What does this have to do with possibility?  with community?

I will never know what it's like to live in Ethiopia.  I don't know anyone who has grown up in an impoverished country.  I've never known anyone who went without clean water.  I've never gotten dinner at the city dump.  I've never NOT had access to medical care...  not even for one single minute.  I have never made choices about which child to feed.

It's possible when I meet people who do I will appreciate our similarities. 

Therein lies all of the possibility. 

The possibility of making my community bigger and smaller at the same time.  Of being a member of The Community instead of all of the communities.

Monday, September 06, 2010

Final Push!

I am making one more fund raising push in an effort to raise an additional $2,000 in the next 30 days.  It is an aggressive goal,  but it can be done!  This trip to Ethiopia is a very unique opportunity and I want to make the most of it.  For me, this means bringing as many supplies as possible.  It also means bringing funds to purchase items needed by the orphanages and communities we will be staying in. 

Lots of you have already donated to our Ethiopia trip.  THANK YOU.  It might seem like I have been asking often.  I have.  But there are non financial ways to help, too.  Perhaps others will be interested in buying prints, necklaces, or pouches as birthday or holiday gifts!  This helps us to meet our fundraising goals AND increases the number of pretty things in the world.  Win-win.

Here is what your donations can do:
  • $250 a year supports one child for 3 hot meals a week, vitamins, and an education
  • $300 pays for one teacher for one year ($30 per month)
  • $25 buys 2 hens and one rooster- picked up and delivered to a families
  • .24 cents feeds one child a hot meal
  • $10 will buy several pairs of shoes for the shoeless
  • $100 transports 50 lbs of supplies
Here is how you can help:
I am so thankful for your support.  Thank you so very much.

Megin Hatch

30 days and Prints for Sale!

I leave in 30 days!

I am selling prints to continue fundraising for Ethiopia.  Right now I am raising money specifically to pay for transporting the supplies that I have, and buying supplies and food when we are in Ethiopia.  

Available prints:

These are for raw prints-  unframed and unmatted.  The borders around these examples are just to simulate framing.  If you would like a custom order please email me at  I would be happy to send you a quote for a larger print and/or matted or framed photograph.

All proceeds go directly to helping orphans.

How to order: 

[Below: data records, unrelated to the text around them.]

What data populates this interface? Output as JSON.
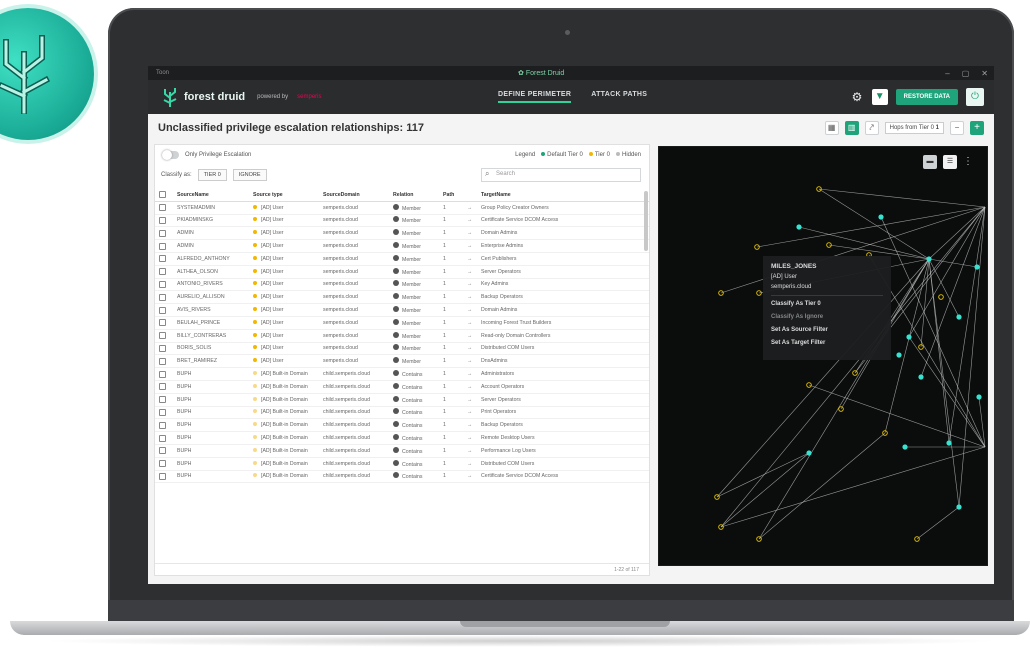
{
  "app": {
    "window_title": "Toon",
    "center_title": "Forest Druid",
    "brand_name": "forest druid",
    "powered_by": "powered by",
    "sponsor": "semperis"
  },
  "nav": {
    "tabs": [
      {
        "label": "DEFINE PERIMETER",
        "active": true
      },
      {
        "label": "ATTACK PATHS",
        "active": false
      }
    ],
    "primary_button": "RESTORE DATA"
  },
  "header": {
    "title": "Unclassified privilege escalation relationships: 117",
    "hops_label": "Hops from Tier 0",
    "hops_value": "1"
  },
  "filters": {
    "toggle_label": "Only Privilege Escalation",
    "legend_label": "Legend",
    "legend_items": [
      "Default Tier 0",
      "Tier 0",
      "Hidden"
    ],
    "classify_label": "Classify as:",
    "classify_options": [
      "TIER 0",
      "IGNORE"
    ],
    "search_placeholder": "Search"
  },
  "table": {
    "columns": [
      "SourceName",
      "Source type",
      "SourceDomain",
      "Relation",
      "Path",
      "TargetName"
    ],
    "rows": [
      {
        "source": "SYSTEMADMIN",
        "type": "[AD] User",
        "domain": "semperis.cloud",
        "rel": "Member",
        "path": "1",
        "target": "Group Policy Creator Owners",
        "tier": true
      },
      {
        "source": "PKIADMINSKG",
        "type": "[AD] User",
        "domain": "semperis.cloud",
        "rel": "Member",
        "path": "1",
        "target": "Certificate Service DCOM Access",
        "tier": true
      },
      {
        "source": "ADMIN",
        "type": "[AD] User",
        "domain": "semperis.cloud",
        "rel": "Member",
        "path": "1",
        "target": "Domain Admins",
        "tier": true
      },
      {
        "source": "ADMIN",
        "type": "[AD] User",
        "domain": "semperis.cloud",
        "rel": "Member",
        "path": "1",
        "target": "Enterprise Admins",
        "tier": true
      },
      {
        "source": "ALFREDO_ANTHONY",
        "type": "[AD] User",
        "domain": "semperis.cloud",
        "rel": "Member",
        "path": "1",
        "target": "Cert Publishers",
        "tier": true
      },
      {
        "source": "ALTHEA_OLSON",
        "type": "[AD] User",
        "domain": "semperis.cloud",
        "rel": "Member",
        "path": "1",
        "target": "Server Operators",
        "tier": true
      },
      {
        "source": "ANTONIO_RIVERS",
        "type": "[AD] User",
        "domain": "semperis.cloud",
        "rel": "Member",
        "path": "1",
        "target": "Key Admins",
        "tier": true
      },
      {
        "source": "AURELIO_ALLISON",
        "type": "[AD] User",
        "domain": "semperis.cloud",
        "rel": "Member",
        "path": "1",
        "target": "Backup Operators",
        "tier": true
      },
      {
        "source": "AVIS_RIVERS",
        "type": "[AD] User",
        "domain": "semperis.cloud",
        "rel": "Member",
        "path": "1",
        "target": "Domain Admins",
        "tier": true
      },
      {
        "source": "BEULAH_PRINCE",
        "type": "[AD] User",
        "domain": "semperis.cloud",
        "rel": "Member",
        "path": "1",
        "target": "Incoming Forest Trust Builders",
        "tier": true
      },
      {
        "source": "BILLY_CONTRERAS",
        "type": "[AD] User",
        "domain": "semperis.cloud",
        "rel": "Member",
        "path": "1",
        "target": "Read-only Domain Controllers",
        "tier": true
      },
      {
        "source": "BORIS_SOLIS",
        "type": "[AD] User",
        "domain": "semperis.cloud",
        "rel": "Member",
        "path": "1",
        "target": "Distributed COM Users",
        "tier": true
      },
      {
        "source": "BRET_RAMIREZ",
        "type": "[AD] User",
        "domain": "semperis.cloud",
        "rel": "Member",
        "path": "1",
        "target": "DnsAdmins",
        "tier": true
      },
      {
        "source": "BUPH",
        "type": "[AD] Built-in Domain",
        "domain": "child.semperis.cloud",
        "rel": "Contains",
        "path": "1",
        "target": "Administrators",
        "tier": false
      },
      {
        "source": "BUPH",
        "type": "[AD] Built-in Domain",
        "domain": "child.semperis.cloud",
        "rel": "Contains",
        "path": "1",
        "target": "Account Operators",
        "tier": false
      },
      {
        "source": "BUPH",
        "type": "[AD] Built-in Domain",
        "domain": "child.semperis.cloud",
        "rel": "Contains",
        "path": "1",
        "target": "Server Operators",
        "tier": false
      },
      {
        "source": "BUPH",
        "type": "[AD] Built-in Domain",
        "domain": "child.semperis.cloud",
        "rel": "Contains",
        "path": "1",
        "target": "Print Operators",
        "tier": false
      },
      {
        "source": "BUPH",
        "type": "[AD] Built-in Domain",
        "domain": "child.semperis.cloud",
        "rel": "Contains",
        "path": "1",
        "target": "Backup Operators",
        "tier": false
      },
      {
        "source": "BUPH",
        "type": "[AD] Built-in Domain",
        "domain": "child.semperis.cloud",
        "rel": "Contains",
        "path": "1",
        "target": "Remote Desktop Users",
        "tier": false
      },
      {
        "source": "BUPH",
        "type": "[AD] Built-in Domain",
        "domain": "child.semperis.cloud",
        "rel": "Contains",
        "path": "1",
        "target": "Performance Log Users",
        "tier": false
      },
      {
        "source": "BUPH",
        "type": "[AD] Built-in Domain",
        "domain": "child.semperis.cloud",
        "rel": "Contains",
        "path": "1",
        "target": "Distributed COM Users",
        "tier": false
      },
      {
        "source": "BUPH",
        "type": "[AD] Built-in Domain",
        "domain": "child.semperis.cloud",
        "rel": "Contains",
        "path": "1",
        "target": "Certificate Service DCOM Access",
        "tier": false
      }
    ],
    "footer_text": "1-22 of 117"
  },
  "graph": {
    "context_menu": {
      "name": "MILES_JONES",
      "type": "[AD] User",
      "domain": "semperis.cloud",
      "items": [
        {
          "label": "Classify As Tier 0",
          "enabled": true
        },
        {
          "label": "Classify As Ignore",
          "enabled": false
        },
        {
          "label": "Set As Source Filter",
          "enabled": true
        },
        {
          "label": "Set As Target Filter",
          "enabled": true
        }
      ]
    }
  },
  "colors": {
    "accent": "#1ea37a",
    "tier_dot": "#f4b600",
    "node_cyan": "#35e3d0",
    "node_yellow": "#e8c400"
  }
}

Email me.  Please include the print you're ordering and the size.  I will reply with an invoice.  You can pay by Paypal or send me a check.  When payment is received, I will ship your order.

Shipping will be calculated on an individual basis.  Orders will be shipped via the USPS.